● Your objective
Reproduce the listing that follows, unchanged and complete.
******************************
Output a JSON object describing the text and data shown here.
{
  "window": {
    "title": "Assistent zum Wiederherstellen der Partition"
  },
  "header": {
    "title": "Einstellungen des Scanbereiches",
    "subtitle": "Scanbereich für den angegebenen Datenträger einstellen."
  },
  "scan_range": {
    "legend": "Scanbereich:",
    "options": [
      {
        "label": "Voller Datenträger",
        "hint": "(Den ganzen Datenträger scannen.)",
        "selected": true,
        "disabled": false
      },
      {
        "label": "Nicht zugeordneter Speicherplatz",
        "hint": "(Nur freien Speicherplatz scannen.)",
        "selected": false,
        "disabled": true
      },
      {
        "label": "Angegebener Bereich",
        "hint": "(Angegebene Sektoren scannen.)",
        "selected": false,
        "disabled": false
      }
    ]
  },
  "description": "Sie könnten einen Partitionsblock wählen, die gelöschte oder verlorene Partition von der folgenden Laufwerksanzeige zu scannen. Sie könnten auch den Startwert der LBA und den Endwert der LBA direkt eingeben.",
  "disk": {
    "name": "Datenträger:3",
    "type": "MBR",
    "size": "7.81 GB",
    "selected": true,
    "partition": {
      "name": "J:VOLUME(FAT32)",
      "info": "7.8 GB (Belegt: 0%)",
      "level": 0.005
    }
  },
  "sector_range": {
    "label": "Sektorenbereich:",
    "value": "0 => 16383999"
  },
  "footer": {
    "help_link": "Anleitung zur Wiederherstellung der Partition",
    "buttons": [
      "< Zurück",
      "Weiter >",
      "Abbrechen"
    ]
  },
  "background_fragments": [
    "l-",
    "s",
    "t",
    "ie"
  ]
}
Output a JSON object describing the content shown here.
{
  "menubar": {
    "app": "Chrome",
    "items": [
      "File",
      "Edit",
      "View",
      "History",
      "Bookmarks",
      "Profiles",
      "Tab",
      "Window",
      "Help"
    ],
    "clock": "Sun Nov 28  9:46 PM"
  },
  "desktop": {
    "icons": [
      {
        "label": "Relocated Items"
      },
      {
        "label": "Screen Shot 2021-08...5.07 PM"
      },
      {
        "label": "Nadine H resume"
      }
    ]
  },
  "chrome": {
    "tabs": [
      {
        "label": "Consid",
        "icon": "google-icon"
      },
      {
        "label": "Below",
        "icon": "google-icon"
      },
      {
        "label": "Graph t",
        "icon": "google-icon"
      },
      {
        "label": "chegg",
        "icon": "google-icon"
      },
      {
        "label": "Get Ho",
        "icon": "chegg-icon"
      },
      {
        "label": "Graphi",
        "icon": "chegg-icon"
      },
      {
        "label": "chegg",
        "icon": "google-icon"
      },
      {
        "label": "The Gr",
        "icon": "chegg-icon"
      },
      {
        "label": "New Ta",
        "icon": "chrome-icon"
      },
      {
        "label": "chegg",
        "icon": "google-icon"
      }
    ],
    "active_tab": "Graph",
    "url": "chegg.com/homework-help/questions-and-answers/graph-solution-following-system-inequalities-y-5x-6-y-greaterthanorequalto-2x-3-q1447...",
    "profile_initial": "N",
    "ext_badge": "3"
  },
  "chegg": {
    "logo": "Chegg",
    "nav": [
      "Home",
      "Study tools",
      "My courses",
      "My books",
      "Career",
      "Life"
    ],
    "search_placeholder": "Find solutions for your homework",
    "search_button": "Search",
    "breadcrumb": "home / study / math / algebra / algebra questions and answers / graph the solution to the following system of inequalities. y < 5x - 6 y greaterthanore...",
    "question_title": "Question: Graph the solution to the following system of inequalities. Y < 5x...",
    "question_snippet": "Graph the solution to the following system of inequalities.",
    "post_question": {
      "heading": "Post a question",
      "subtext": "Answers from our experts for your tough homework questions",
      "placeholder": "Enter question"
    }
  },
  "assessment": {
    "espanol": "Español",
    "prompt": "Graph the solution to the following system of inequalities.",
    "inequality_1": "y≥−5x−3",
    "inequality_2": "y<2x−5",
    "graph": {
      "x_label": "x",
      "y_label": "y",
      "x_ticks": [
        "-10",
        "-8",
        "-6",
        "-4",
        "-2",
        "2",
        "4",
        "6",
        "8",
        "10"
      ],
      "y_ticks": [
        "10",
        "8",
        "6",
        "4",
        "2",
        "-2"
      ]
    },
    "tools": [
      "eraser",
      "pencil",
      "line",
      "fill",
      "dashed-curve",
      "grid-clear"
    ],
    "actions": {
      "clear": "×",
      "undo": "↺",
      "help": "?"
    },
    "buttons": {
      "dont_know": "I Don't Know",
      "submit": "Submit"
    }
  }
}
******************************
● Exercise solution
Output a JSON object describing the text and data shown here.
{
  "window": {
    "title": "Assistent zum Wiederherstellen der Partition"
  },
  "header": {
    "title": "Einstellungen des Scanbereiches",
    "subtitle": "Scanbereich für den angegebenen Datenträger einstellen."
  },
  "scan_range": {
    "legend": "Scanbereich:",
    "options": [
      {
        "label": "Voller Datenträger",
        "hint": "(Den ganzen Datenträger scannen.)",
        "selected": true,
        "disabled": false
      },
      {
        "label": "Nicht zugeordneter Speicherplatz",
        "hint": "(Nur freien Speicherplatz scannen.)",
        "selected": false,
        "disabled": true
      },
      {
        "label": "Angegebener Bereich",
        "hint": "(Angegebene Sektoren scannen.)",
        "selected": false,
        "disabled": false
      }
    ]
  },
  "description": "Sie könnten einen Partitionsblock wählen, die gelöschte oder verlorene Partition von der folgenden Laufwerksanzeige zu scannen. Sie könnten auch den Startwert der LBA und den Endwert der LBA direkt eingeben.",
  "disk": {
    "name": "Datenträger:3",
    "type": "MBR",
    "size": "7.81 GB",
    "selected": true,
    "partition": {
      "name": "J:VOLUME(FAT32)",
      "info": "7.8 GB (Belegt: 0%)",
      "level": 0.005
    }
  },
  "sector_range": {
    "label": "Sektorenbereich:",
    "value": "0 => 16383999"
  },
  "footer": {
    "help_link": "Anleitung zur Wiederherstellung der Partition",
    "buttons": [
      "< Zurück",
      "Weiter >",
      "Abbrechen"
    ]
  },
  "background_fragments": [
    "l-",
    "s",
    "t",
    "ie"
  ]
}
Output a JSON object describing the content shown here.
{
  "menubar": {
    "app": "Chrome",
    "items": [
      "File",
      "Edit",
      "View",
      "History",
      "Bookmarks",
      "Profiles",
      "Tab",
      "Window",
      "Help"
    ],
    "clock": "Sun Nov 28  9:46 PM"
  },
  "desktop": {
    "icons": [
      {
        "label": "Relocated Items"
      },
      {
        "label": "Screen Shot 2021-08...5.07 PM"
      },
      {
        "label": "Nadine H resume"
      }
    ]
  },
  "chrome": {
    "tabs": [
      {
        "label": "Consid",
        "icon": "google-icon"
      },
      {
        "label": "Below",
        "icon": "google-icon"
      },
      {
        "label": "Graph t",
        "icon": "google-icon"
      },
      {
        "label": "chegg",
        "icon": "google-icon"
      },
      {
        "label": "Get Ho",
        "icon": "chegg-icon"
      },
      {
        "label": "Graphi",
        "icon": "chegg-icon"
      },
      {
        "label": "chegg",
        "icon": "google-icon"
      },
      {
        "label": "The Gr",
        "icon": "chegg-icon"
      },
      {
        "label": "New Ta",
        "icon": "chrome-icon"
      },
      {
        "label": "chegg",
        "icon": "google-icon"
      }
    ],
    "active_tab": "Graph",
    "url": "chegg.com/homework-help/questions-and-answers/graph-solution-following-system-inequalities-y-5x-6-y-greaterthanorequalto-2x-3-q1447...",
    "profile_initial": "N",
    "ext_badge": "3"
  },
  "chegg": {
    "logo": "Chegg",
    "nav": [
      "Home",
      "Study tools",
      "My courses",
      "My books",
      "Career",
      "Life"
    ],
    "search_placeholder": "Find solutions for your homework",
    "search_button": "Search",
    "breadcrumb": "home / study / math / algebra / algebra questions and answers / graph the solution to the following system of inequalities. y < 5x - 6 y greaterthanore...",
    "question_title": "Question: Graph the solution to the following system of inequalities. Y < 5x...",
    "question_snippet": "Graph the solution to the following system of inequalities.",
    "post_question": {
      "heading": "Post a question",
      "subtext": "Answers from our experts for your tough homework questions",
      "placeholder": "Enter question"
    }
  },
  "assessment": {
    "espanol": "Español",
    "prompt": "Graph the solution to the following system of inequalities.",
    "inequality_1": "y≥−5x−3",
    "inequality_2": "y<2x−5",
    "graph": {
      "x_label": "x",
      "y_label": "y",
      "x_ticks": [
        "-10",
        "-8",
        "-6",
        "-4",
        "-2",
        "2",
        "4",
        "6",
        "8",
        "10"
      ],
      "y_ticks": [
        "10",
        "8",
        "6",
        "4",
        "2",
        "-2"
      ]
    },
    "tools": [
      "eraser",
      "pencil",
      "line",
      "fill",
      "dashed-curve",
      "grid-clear"
    ],
    "actions": {
      "clear": "×",
      "undo": "↺",
      "help": "?"
    },
    "buttons": {
      "dont_know": "I Don't Know",
      "submit": "Submit"
    }
  }
}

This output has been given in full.